Mark A. Di Carlo, Pllc Criminal Defense, SSDI, Erisa, And Personal Injury

Serving In Corpus Christi And Throughout The Region

Tell Us About Your Situation | 800-584-5798

Experienced Legal Advice During Times Of Crisis
Mark A. Di Carlo, PLLC Attorney at Law Office Building

Can you keep your SSDI benefits when you return to work?

On Behalf of | May 23, 2023 | Social Security Disability |

Once your condition improves to a point where you can reasonably work again, you might wonder what that means for your SSDI benefits. What you might find surprising is that just because you return to work might not mean the end of your benefits.

Understanding the impact that going back to work has on your SSDI benefits can help you plan ahead. Careful observation of the rules can help you avoid costly consequences.

Informing the SSA of your intentions

It is illegal for you to return to work while collecting SSDI benefits.

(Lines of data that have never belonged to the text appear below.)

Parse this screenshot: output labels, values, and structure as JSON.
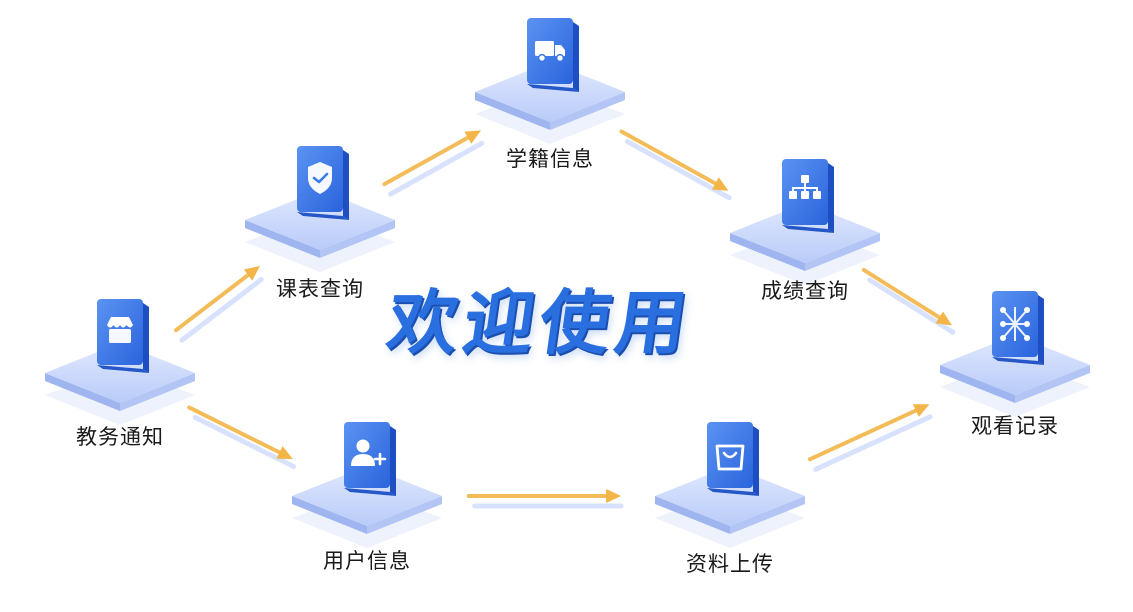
{
  "headline": "欢迎使用",
  "nodes": [
    {
      "id": "jiaowu",
      "label": "教务通知",
      "icon": "storefront-icon"
    },
    {
      "id": "kebiao",
      "label": "课表查询",
      "icon": "shield-check-icon"
    },
    {
      "id": "xueji",
      "label": "学籍信息",
      "icon": "delivery-truck-icon"
    },
    {
      "id": "chengji",
      "label": "成绩查询",
      "icon": "org-chart-icon"
    },
    {
      "id": "guankan",
      "label": "观看记录",
      "icon": "network-nodes-icon"
    },
    {
      "id": "yonghu",
      "label": "用户信息",
      "icon": "add-user-icon"
    },
    {
      "id": "ziliao",
      "label": "资料上传",
      "icon": "shopping-bag-icon"
    }
  ],
  "edges": [
    {
      "from": "jiaowu",
      "to": "kebiao"
    },
    {
      "from": "kebiao",
      "to": "xueji"
    },
    {
      "from": "xueji",
      "to": "chengji"
    },
    {
      "from": "chengji",
      "to": "guankan"
    },
    {
      "from": "jiaowu",
      "to": "yonghu"
    },
    {
      "from": "yonghu",
      "to": "ziliao"
    },
    {
      "from": "ziliao",
      "to": "guankan"
    }
  ],
  "colors": {
    "accent": "#2a6fe0",
    "platform": "#c7d6fb",
    "icon_tile": "#3b7be8",
    "arrow": "#f3b548"
  }
}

The proper way to proceed is to inform the SSA of your intentions to start working again. According to the SSA, to maintain your SSDI benefits when you return to work, you need to follow special rules and meet specific requirements.

The SSA will probably require information from you regarding which jobs you want to apply for. They will also assess your earning potential and whether you will require vocational therapy to help you relearn critical skills needed for your job.

Working through a trial period

Once you have met the expectations required for returning to work, you might have the opportunity to complete a trial period. This lasts for nine months and allows officials to assess your ability to maintain a job and earn a fair wage. Once that time expires and depending on your condition, your benefits may end.

If you lose your benefits or the SSA suspends them temporarily, you always have the option of filing a new claim if your health declines again. The SSA encourages people to return to work. Your diligence in following their instructions may give you the chance to continue collecting benefits while you get back on your feet.